TASK TO COMPLETE:
Begin at the line that holds "Enumerate this screenshot's" and retype every line through the end of the material, both included. Leave out the pictures.

DATASET EXCERPTS START

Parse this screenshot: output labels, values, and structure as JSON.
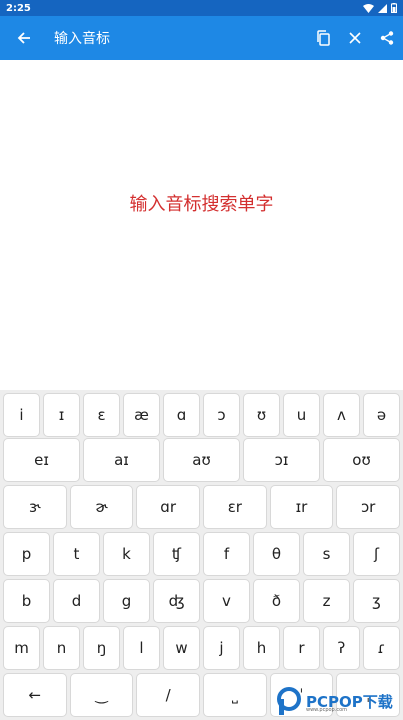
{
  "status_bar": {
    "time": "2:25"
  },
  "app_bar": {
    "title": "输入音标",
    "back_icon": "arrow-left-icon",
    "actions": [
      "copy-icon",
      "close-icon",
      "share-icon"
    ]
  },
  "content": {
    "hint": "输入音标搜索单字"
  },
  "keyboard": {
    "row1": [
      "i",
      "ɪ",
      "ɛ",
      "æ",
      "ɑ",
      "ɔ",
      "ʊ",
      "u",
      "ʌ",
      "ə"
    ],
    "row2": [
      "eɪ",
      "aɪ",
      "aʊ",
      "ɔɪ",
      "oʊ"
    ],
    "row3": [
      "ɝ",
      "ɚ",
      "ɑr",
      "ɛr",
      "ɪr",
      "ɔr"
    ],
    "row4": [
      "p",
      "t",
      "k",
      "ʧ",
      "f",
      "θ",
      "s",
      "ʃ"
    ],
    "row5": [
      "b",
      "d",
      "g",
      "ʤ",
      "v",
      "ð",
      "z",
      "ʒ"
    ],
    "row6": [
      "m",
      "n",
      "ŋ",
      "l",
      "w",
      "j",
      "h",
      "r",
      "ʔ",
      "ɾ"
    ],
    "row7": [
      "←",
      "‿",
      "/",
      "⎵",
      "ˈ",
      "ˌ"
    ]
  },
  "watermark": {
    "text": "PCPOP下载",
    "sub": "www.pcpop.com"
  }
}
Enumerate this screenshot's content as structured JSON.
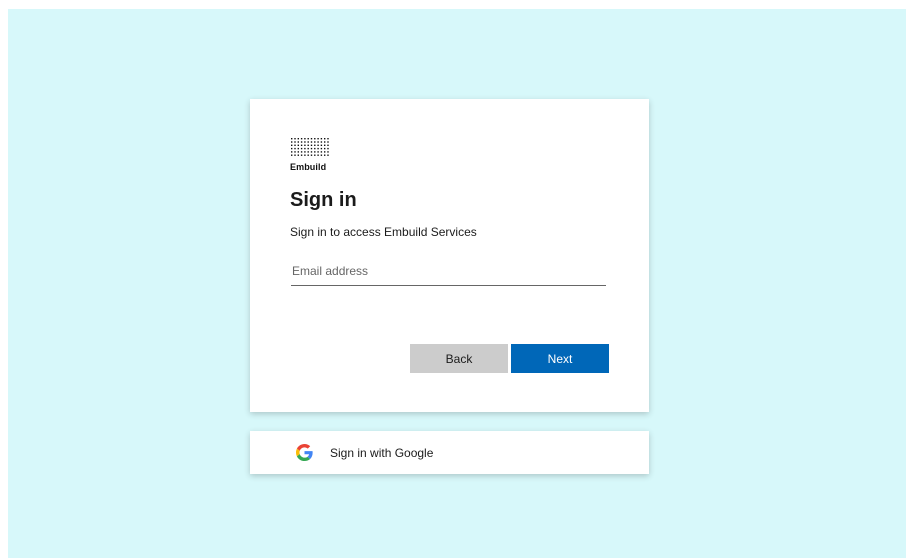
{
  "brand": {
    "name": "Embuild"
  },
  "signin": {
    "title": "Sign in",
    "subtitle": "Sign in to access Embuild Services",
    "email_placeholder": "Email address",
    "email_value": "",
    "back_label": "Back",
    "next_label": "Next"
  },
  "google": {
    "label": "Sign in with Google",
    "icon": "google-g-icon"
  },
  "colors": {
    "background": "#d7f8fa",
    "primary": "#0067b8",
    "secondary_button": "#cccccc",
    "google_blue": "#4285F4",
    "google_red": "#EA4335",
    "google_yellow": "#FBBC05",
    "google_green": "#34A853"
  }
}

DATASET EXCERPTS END

OUTPUT BELOW:
Enumerate this screenshot's content as structured JSON.
{
  "brand": {
    "name": "Embuild"
  },
  "signin": {
    "title": "Sign in",
    "subtitle": "Sign in to access Embuild Services",
    "email_placeholder": "Email address",
    "email_value": "",
    "back_label": "Back",
    "next_label": "Next"
  },
  "google": {
    "label": "Sign in with Google",
    "icon": "google-g-icon"
  },
  "colors": {
    "background": "#d7f8fa",
    "primary": "#0067b8",
    "secondary_button": "#cccccc",
    "google_blue": "#4285F4",
    "google_red": "#EA4335",
    "google_yellow": "#FBBC05",
    "google_green": "#34A853"
  }
}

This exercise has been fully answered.